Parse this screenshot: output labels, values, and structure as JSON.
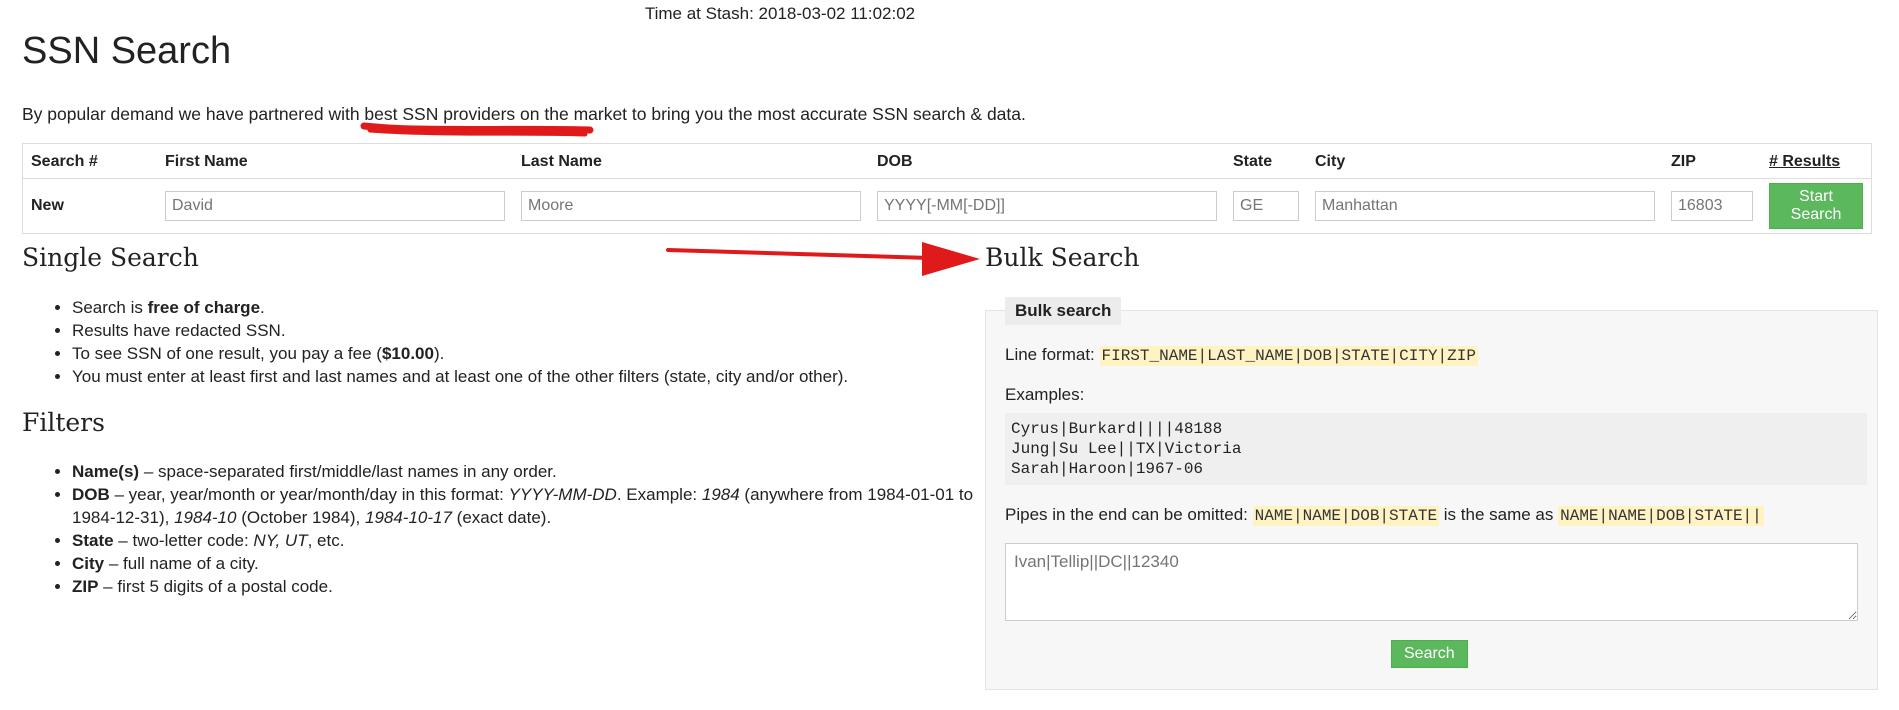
{
  "header": {
    "time_label": "Time at Stash: 2018-03-02 11:02:02",
    "title": "SSN Search",
    "intro": "By popular demand we have partnered with best SSN providers on the market to bring you the most accurate SSN search & data."
  },
  "search_table": {
    "headers": [
      "Search #",
      "First Name",
      "Last Name",
      "DOB",
      "State",
      "City",
      "ZIP",
      "# Results"
    ],
    "row_label": "New",
    "first_name_placeholder": "David",
    "last_name_placeholder": "Moore",
    "dob_placeholder": "YYYY[-MM[-DD]]",
    "state_placeholder": "GE",
    "city_placeholder": "Manhattan",
    "zip_placeholder": "16803",
    "start_button": "Start Search"
  },
  "single_search": {
    "title": "Single Search",
    "items": [
      {
        "pre": "Search is ",
        "bold": "free of charge",
        "post": "."
      },
      {
        "pre": "Results have redacted SSN.",
        "bold": "",
        "post": ""
      },
      {
        "pre": "To see SSN of one result, you pay a fee (",
        "bold": "$10.00",
        "post": ")."
      },
      {
        "pre": "You must enter at least first and last names and at least one of the other filters (state, city and/or other).",
        "bold": "",
        "post": ""
      }
    ]
  },
  "filters": {
    "title": "Filters",
    "name_term": "Name(s)",
    "name_desc": " – space-separated first/middle/last names in any order.",
    "dob_term": "DOB",
    "dob_desc_1": " – year, year/month or year/month/day in this format: ",
    "dob_format": "YYYY-MM-DD",
    "dob_desc_2": ". Example: ",
    "dob_ex1": "1984",
    "dob_desc_3": " (anywhere from 1984-01-01 to 1984-12-31), ",
    "dob_ex2": "1984-10",
    "dob_desc_4": " (October 1984), ",
    "dob_ex3": "1984-10-17",
    "dob_desc_5": " (exact date).",
    "state_term": "State",
    "state_desc": " – two-letter code: ",
    "state_ex": "NY, UT",
    "state_desc_2": ", etc.",
    "city_term": "City",
    "city_desc": " – full name of a city.",
    "zip_term": "ZIP",
    "zip_desc": " – first 5 digits of a postal code."
  },
  "bulk": {
    "title": "Bulk Search",
    "legend": "Bulk search",
    "line_format_label": "Line format: ",
    "line_format": "FIRST_NAME|LAST_NAME|DOB|STATE|CITY|ZIP",
    "examples_label": "Examples:",
    "examples": "Cyrus|Burkard||||48188\nJung|Su Lee||TX|Victoria\nSarah|Haroon|1967-06",
    "pipes_text_1": "Pipes in the end can be omitted: ",
    "pipes_code_1": "NAME|NAME|DOB|STATE",
    "pipes_text_2": " is the same as ",
    "pipes_code_2": "NAME|NAME|DOB|STATE||",
    "textarea_placeholder": "Ivan|Tellip||DC||12340",
    "search_button": "Search"
  },
  "colors": {
    "accent_green": "#5cb85c",
    "annotation_red": "#e0191b",
    "code_highlight": "#fff3c4"
  }
}
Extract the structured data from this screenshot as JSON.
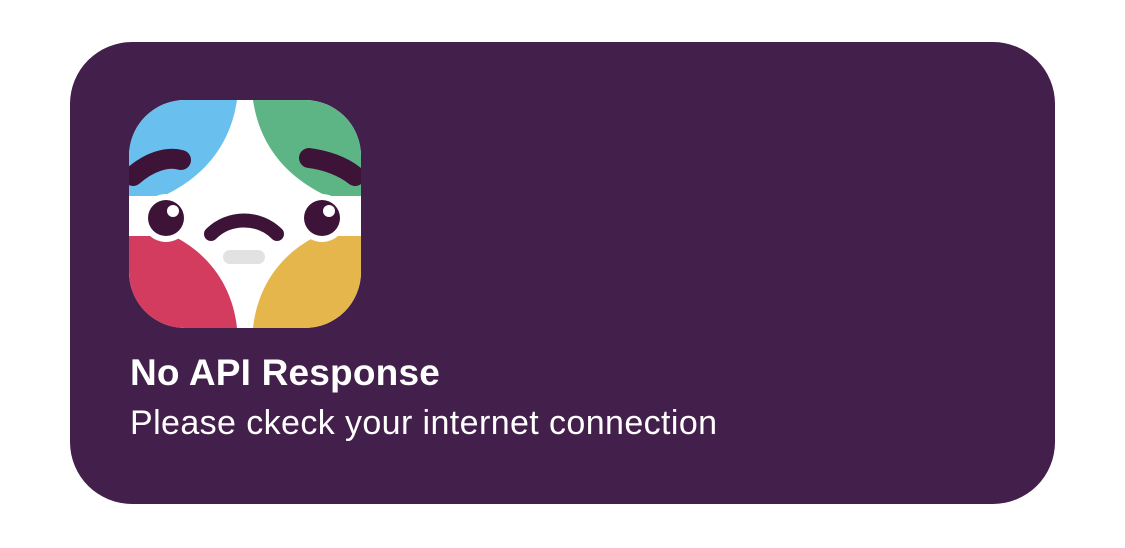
{
  "widget": {
    "icon": "sad-face-app-icon",
    "title": "No API Response",
    "message": "Please ckeck your internet connection"
  },
  "colors": {
    "widget_background": "#431f4b",
    "icon_blue": "#69c0ee",
    "icon_green": "#5db585",
    "icon_red": "#d33c5f",
    "icon_yellow": "#e5b64c",
    "face_dark": "#3d1338",
    "text": "#ffffff"
  }
}
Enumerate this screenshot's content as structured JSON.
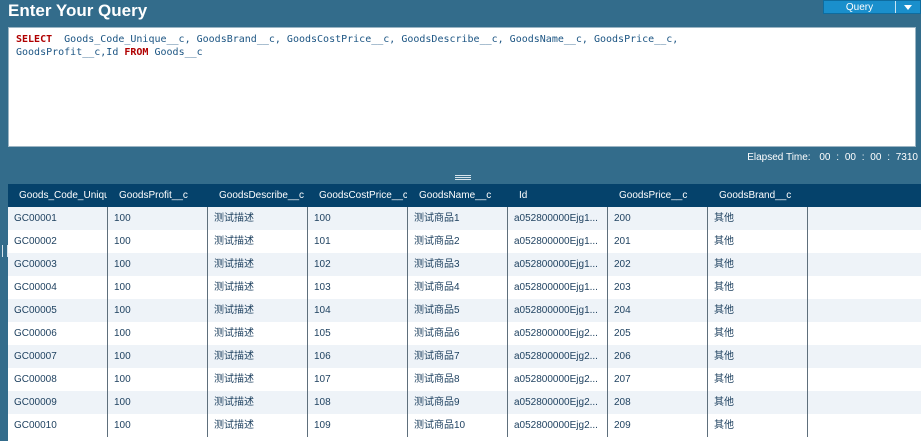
{
  "header": {
    "title": "Enter Your Query",
    "query_button": "Query"
  },
  "editor": {
    "tokens": [
      {
        "t": "SELECT",
        "kw": true
      },
      {
        "t": "  Goods_Code_Unique__c, GoodsBrand__c, GoodsCostPrice__c, GoodsDescribe__c, GoodsName__c, GoodsPrice__c,\nGoodsProfit__c,Id ",
        "kw": false
      },
      {
        "t": "FROM",
        "kw": true
      },
      {
        "t": " Goods__c",
        "kw": false
      }
    ]
  },
  "elapsed": {
    "label": "Elapsed Time:",
    "value": "00 : 00 : 00 : 7310"
  },
  "table": {
    "columns": [
      "Goods_Code_Unique__c",
      "GoodsProfit__c",
      "GoodsDescribe__c",
      "GoodsCostPrice__c",
      "GoodsName__c",
      "Id",
      "GoodsPrice__c",
      "GoodsBrand__c",
      ""
    ],
    "rows": [
      [
        "GC00001",
        "100",
        "测试描述",
        "100",
        "测试商品1",
        "a052800000Ejg1...",
        "200",
        "其他",
        ""
      ],
      [
        "GC00002",
        "100",
        "测试描述",
        "101",
        "测试商品2",
        "a052800000Ejg1...",
        "201",
        "其他",
        ""
      ],
      [
        "GC00003",
        "100",
        "测试描述",
        "102",
        "测试商品3",
        "a052800000Ejg1...",
        "202",
        "其他",
        ""
      ],
      [
        "GC00004",
        "100",
        "测试描述",
        "103",
        "测试商品4",
        "a052800000Ejg1...",
        "203",
        "其他",
        ""
      ],
      [
        "GC00005",
        "100",
        "测试描述",
        "104",
        "测试商品5",
        "a052800000Ejg1...",
        "204",
        "其他",
        ""
      ],
      [
        "GC00006",
        "100",
        "测试描述",
        "105",
        "测试商品6",
        "a052800000Ejg2...",
        "205",
        "其他",
        ""
      ],
      [
        "GC00007",
        "100",
        "测试描述",
        "106",
        "测试商品7",
        "a052800000Ejg2...",
        "206",
        "其他",
        ""
      ],
      [
        "GC00008",
        "100",
        "测试描述",
        "107",
        "测试商品8",
        "a052800000Ejg2...",
        "207",
        "其他",
        ""
      ],
      [
        "GC00009",
        "100",
        "测试描述",
        "108",
        "测试商品9",
        "a052800000Ejg2...",
        "208",
        "其他",
        ""
      ],
      [
        "GC00010",
        "100",
        "测试描述",
        "109",
        "测试商品10",
        "a052800000Ejg2...",
        "209",
        "其他",
        ""
      ]
    ]
  }
}
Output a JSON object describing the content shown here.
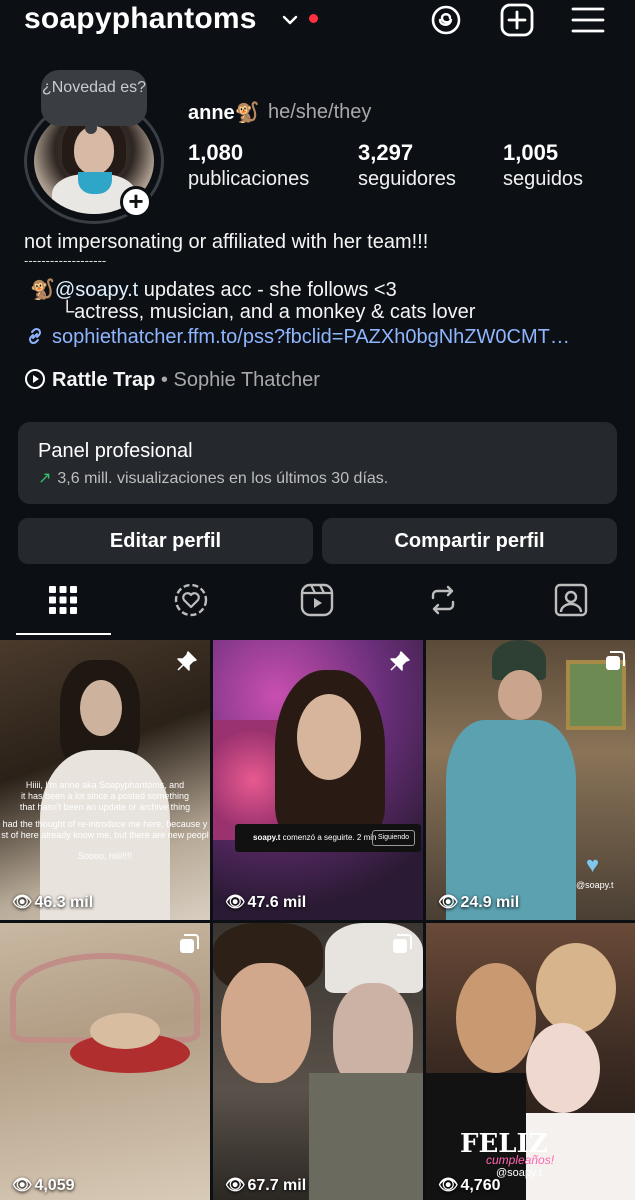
{
  "header": {
    "username": "soapyphantoms",
    "icons": [
      "chevron-down-icon",
      "threads-icon",
      "create-icon",
      "menu-icon"
    ],
    "notification_color": "#ff3040"
  },
  "profile": {
    "note": "¿Novedad es?",
    "name": "anne🐒",
    "pronouns": "he/she/they",
    "stats": [
      {
        "value": "1,080",
        "label": "publicaciones"
      },
      {
        "value": "3,297",
        "label": "seguidores"
      },
      {
        "value": "1,005",
        "label": "seguidos"
      }
    ]
  },
  "bio": {
    "line1": "not impersonating or affiliated with her team!!!",
    "line2": "-------------------",
    "line3_emoji": "🐒",
    "line3_mention": "@soapy.t",
    "line3_rest": " updates acc - she follows <3",
    "line4": "└actress, musician, and a monkey & cats lover",
    "link": "sophiethatcher.ffm.to/pss?fbclid=PAZXh0bgNhZW0CMT…",
    "music_title": "Rattle Trap",
    "music_sep": " • ",
    "music_artist": "Sophie Thatcher"
  },
  "panel": {
    "title": "Panel profesional",
    "subtitle": "3,6 mill. visualizaciones en los últimos 30 días."
  },
  "buttons": {
    "edit": "Editar perfil",
    "share": "Compartir perfil"
  },
  "tabs": [
    "grid-icon",
    "collab-icon",
    "reels-icon",
    "reposts-icon",
    "tagged-icon"
  ],
  "posts": [
    {
      "views": "46.3 mil",
      "badge": "pin-icon"
    },
    {
      "views": "47.6 mil",
      "badge": "pin-icon"
    },
    {
      "views": "24.9 mil",
      "badge": "multi-icon"
    },
    {
      "views": "4,059",
      "badge": "multi-icon"
    },
    {
      "views": "67.7 mil",
      "badge": "multi-icon"
    },
    {
      "views": "4,760",
      "badge": ""
    }
  ],
  "post_text": {
    "p1_line1": "Hiiii, I'm anne aka Soapyphantoms, and",
    "p1_line2": "it has been a lot since a posted something",
    "p1_line3": "that hasn't been an update or archive thing",
    "p1_line4": "had the thought of re-introduce me here, because y",
    "p1_line5": "st of here already know me, but there are new peopl",
    "p1_line6": "Soooo, hiiii!!!!",
    "p2_handle": "soapy.t",
    "p2_text": " comenzó a seguirte. 2 min",
    "p2_button": "Siguiendo",
    "p3_tag": "@soapy.t",
    "p6_feliz": "FELIZ",
    "p6_cumple": "cumpleaños!",
    "p6_tag": "@soapy.t"
  }
}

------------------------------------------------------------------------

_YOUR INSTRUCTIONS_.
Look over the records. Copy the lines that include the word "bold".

_ANSWER AREA_.
        "bold": "free of charge",
        "bold": "",
        "bold": "$10.00",
        "bold": "",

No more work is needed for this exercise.